For my mother’s birthday, my dad bought her an iPhone. When she first mentioned wanting one, I thought it was kind of funny. She never used the iPod nano he bought her for Christmas, and she’s not what you’d call a technophile. Whereas I use my iPhone for all manner of inane things, my mom doesn’t text, or chat, or need to surf the web on her phone. She uses her phone to make calls.
And now, to further stalk me across the world wide web. (My mother, reading this, has just said, “I don’t stalk!”) Just a little hyperbole, Mom, you know how I love it.
Mothers on social media sites – it’s not the end of the world so many people seem to think it is. In my case, there is absolutely nothing I could do on the internet that would result in me being grounded/arrested/pregnant/or all of the above. I’m just not that interesting, so while it occasionally bewilders me as to why my mother wants to be aware of everything I do, it doesn’t bother me. My father looks down on all matter of social networking with scorn, so I don’t worry about him. If he ever joined Facebook, then I’d be convinced it was the end of days.
For ‘kids’ (and I use the term to encompass all progeny embarrassed by their Facebook-friending elders) who don’t have such great relationships with their parents, I can see why having Mom on Myspace might be horrifying on many levels. There’s the potential for posting of nudie-pics, reminders of chores yet to come, and the ever popular ‘friending of all your friends.’ (By the way, Mom, these are not suggestions.)
But for those who fear retribution, here’s a thought: either spend your time carefully crafting your security blocks, or just stop posting about the stupid shit you do. No one can foresee all the ways information can get around on the internet. Bad news travels fast through the ether, and it’s highly likely that someone will see your hilarious pictures of underage drinking and casually mention it to your dad at the next P.T.A. meeting.

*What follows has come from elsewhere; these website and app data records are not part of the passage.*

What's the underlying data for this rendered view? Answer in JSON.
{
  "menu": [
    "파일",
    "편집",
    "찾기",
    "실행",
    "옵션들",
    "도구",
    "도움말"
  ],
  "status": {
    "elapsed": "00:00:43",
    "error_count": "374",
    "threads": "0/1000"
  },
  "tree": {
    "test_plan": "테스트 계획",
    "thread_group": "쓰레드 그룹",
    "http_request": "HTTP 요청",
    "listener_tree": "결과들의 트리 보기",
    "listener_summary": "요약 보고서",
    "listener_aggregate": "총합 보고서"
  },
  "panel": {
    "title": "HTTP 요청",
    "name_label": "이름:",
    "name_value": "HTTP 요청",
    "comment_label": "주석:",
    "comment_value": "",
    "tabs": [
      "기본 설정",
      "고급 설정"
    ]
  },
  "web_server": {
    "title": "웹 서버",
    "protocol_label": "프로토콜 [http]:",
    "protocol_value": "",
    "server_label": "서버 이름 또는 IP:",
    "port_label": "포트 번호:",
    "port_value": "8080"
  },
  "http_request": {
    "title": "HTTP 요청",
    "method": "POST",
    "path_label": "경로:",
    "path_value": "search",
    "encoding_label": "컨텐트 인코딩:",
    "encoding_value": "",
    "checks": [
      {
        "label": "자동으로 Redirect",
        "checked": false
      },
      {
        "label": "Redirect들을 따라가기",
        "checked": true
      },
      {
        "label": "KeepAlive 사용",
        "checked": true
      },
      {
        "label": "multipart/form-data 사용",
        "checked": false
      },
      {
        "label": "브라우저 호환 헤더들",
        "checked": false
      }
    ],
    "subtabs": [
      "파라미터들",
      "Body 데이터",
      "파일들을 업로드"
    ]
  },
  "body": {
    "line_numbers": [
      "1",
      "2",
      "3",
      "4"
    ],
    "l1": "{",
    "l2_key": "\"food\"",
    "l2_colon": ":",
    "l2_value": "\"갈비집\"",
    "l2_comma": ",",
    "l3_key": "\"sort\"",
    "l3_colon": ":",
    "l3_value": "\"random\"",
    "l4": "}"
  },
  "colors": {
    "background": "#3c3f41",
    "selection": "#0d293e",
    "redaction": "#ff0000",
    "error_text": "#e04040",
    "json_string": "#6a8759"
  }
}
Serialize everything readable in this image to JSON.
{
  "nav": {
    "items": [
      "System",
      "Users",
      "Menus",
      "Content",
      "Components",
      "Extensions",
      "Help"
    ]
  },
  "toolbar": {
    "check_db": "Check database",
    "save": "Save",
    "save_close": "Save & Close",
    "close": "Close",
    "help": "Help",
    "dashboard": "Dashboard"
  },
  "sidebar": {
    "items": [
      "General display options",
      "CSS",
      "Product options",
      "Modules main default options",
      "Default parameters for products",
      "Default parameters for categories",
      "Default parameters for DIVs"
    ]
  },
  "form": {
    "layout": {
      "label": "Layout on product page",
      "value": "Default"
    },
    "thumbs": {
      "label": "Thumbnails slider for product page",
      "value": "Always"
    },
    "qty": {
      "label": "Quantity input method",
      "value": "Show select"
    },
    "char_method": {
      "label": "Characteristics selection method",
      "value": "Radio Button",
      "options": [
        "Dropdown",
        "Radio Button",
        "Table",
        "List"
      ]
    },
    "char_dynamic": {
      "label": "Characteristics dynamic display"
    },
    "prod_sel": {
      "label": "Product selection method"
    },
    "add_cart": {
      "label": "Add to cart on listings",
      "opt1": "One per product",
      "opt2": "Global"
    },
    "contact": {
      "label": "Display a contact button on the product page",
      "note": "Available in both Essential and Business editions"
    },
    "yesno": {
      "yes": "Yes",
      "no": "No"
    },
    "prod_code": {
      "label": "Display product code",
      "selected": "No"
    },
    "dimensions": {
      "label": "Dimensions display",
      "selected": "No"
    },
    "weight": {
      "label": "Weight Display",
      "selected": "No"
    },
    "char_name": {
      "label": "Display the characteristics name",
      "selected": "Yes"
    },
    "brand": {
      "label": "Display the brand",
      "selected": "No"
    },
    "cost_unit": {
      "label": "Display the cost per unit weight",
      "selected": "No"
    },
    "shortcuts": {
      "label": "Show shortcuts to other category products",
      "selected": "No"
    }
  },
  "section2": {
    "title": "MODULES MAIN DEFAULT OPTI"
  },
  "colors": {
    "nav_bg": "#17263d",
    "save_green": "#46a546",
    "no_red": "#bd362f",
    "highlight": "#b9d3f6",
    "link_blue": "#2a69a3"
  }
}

Frankly, I see the whole ‘parents networking’ thing as reminiscent of teaching children to behave. The more emphasis you put on how bad something is, the more curious the kid gets, and the more likely he is to run with scissors, or use that swear word you absolutely forbid him from saying. Treat it like it’s no big deal, and the child gets bored and moves on.
Likewise, the more a kid protests about the presence of parents on Twitter, the more suspicious they will get that the reason you don’t want them online is because you’re behaving badly. And you probably are, but you don’t really want to fan the flames. It’s like telling someone, “No, don’t go into that room under any circumstances, ever, just don’t.” “Why? What’s in it?” “Nothing.”
If you simply accept the temporary intrusion into your personal life, chances are they’ll get bored within a few days, or simply overwhelmed by all the applications and the passwords, and never remember to check for updates again.
Though I do hope my mom continues to enjoy her shiny new toy. Happy Birthday, Mom!